This means retailer’s ability to put the right content in front of shoppers quickly and easily will directly impact its success during holiday season and year-round. The key to automating the delivery of relevant content that drives conversion is commonly called “contextual marketing” – the practice of using customer insights to deliver personalized experiences.
Here are five ways you can use context to deliver fitting content to your customers any time of year:
Ensure you have a fully built abandonment program.
Many brands run a triggered cart abandonment campaign which is a great foundational program; however, if that’s where abandonment efforts stop, the majority of site visitors aren’t being reengaged. Beyond cart abandonment, retailers should also deploy campaigns that reengage anyone who visits the site and/or browses an item without adding to their cart. Brands who do this generally see a 20-30 percent increase in monthly email revenue on top of their existing abandonment campaign.
Use year-over-year data.
Leverage year-over-year data to understand past seasonal behaviors of customers who visit your site. Use your knowledge of their product and brand affinities to merchandize relevant products in email and better determine which promotions and offers to send them.
Transform your home page to feature relevant items.
Extend the knowledge of past customer behavior to transform content on your website, displaying products and brands with which a customer has previously interacted. Personalizing your home page caters to customers’ growing demands for convenience.
Segment your marketing sends.
During high promotional periods, such as the holidays, it’s easy for brands to cannibalize their own messaging by sending multiple emails per day about various promotions. Use both year-over-year and recent behavioral data to segment audiences and send only the most relevant marketing emails to shoppers.

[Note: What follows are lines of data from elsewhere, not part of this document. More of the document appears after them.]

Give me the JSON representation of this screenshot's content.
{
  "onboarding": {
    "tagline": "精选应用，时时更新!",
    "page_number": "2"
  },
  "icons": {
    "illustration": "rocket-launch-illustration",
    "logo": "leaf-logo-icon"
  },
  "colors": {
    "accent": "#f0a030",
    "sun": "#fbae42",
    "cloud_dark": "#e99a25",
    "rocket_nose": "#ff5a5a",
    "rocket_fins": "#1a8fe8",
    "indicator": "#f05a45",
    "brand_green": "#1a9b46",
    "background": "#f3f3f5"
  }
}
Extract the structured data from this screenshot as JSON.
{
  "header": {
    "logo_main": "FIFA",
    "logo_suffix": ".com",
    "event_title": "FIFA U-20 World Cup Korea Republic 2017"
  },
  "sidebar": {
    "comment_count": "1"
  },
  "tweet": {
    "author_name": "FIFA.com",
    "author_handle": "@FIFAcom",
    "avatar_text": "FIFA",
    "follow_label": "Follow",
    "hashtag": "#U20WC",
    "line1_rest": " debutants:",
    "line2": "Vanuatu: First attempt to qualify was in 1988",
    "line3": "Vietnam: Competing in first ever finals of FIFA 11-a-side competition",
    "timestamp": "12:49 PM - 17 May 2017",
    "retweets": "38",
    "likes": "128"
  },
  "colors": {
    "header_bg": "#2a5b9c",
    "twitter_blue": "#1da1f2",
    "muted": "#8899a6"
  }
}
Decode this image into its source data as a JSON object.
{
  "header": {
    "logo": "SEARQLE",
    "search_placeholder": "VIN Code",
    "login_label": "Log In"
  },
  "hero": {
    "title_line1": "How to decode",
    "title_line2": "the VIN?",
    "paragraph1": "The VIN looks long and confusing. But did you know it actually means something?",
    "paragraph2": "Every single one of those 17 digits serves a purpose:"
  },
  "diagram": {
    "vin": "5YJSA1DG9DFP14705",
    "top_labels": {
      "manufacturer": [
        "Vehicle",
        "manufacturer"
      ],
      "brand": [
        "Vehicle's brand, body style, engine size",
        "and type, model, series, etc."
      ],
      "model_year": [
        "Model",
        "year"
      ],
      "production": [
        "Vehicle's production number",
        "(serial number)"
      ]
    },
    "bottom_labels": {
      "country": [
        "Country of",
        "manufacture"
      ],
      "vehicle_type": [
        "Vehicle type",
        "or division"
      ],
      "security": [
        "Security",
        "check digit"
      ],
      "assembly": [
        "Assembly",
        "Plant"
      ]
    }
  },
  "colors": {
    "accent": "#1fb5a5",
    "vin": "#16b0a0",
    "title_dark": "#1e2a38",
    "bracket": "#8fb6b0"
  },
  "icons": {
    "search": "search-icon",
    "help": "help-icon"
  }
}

This will reduce contact frequency while increasing relevance, creating a better customer experience that drives short-term revenue and long-term loyalty.
Run targeted “last chance” campaigns.
We recommend sale “mop-up” (a.k.a. “last chance”) emails to all of our customers. By using behavioral data to quickly and easily identify people who have browsed or carted items that qualify them for a promotion, retailer can send personalized messages featuring the products with which they engaged. This creates a higher likelihood of conversion for engaged customers, and helps cut down on cluttering inboxes of people who have no interest in purchasing right now. Between Black Friday and Cyber Monday, our customers who deployed mop-up campaigns generated more than $2 in revenue per email, which dwarfs revenue per email rates normally associated with marketing emails.
In summary, the holiday season gives us an amplified view of what’s occurring throughout the entire year: customers are shopping online, and expect a personalized, convenient experience. In fact, studies show that 73% of customers prefer to do business with brands who personalize content, yet only 10% of brands feel they’re personalizing effectively. Use the holidays as the spark that kick-starts an emphasis on delivering the experiences customers demand by adopting contextual marketing.
Jason Fordham is Vice President of Strategic Solutions for SmarterHQ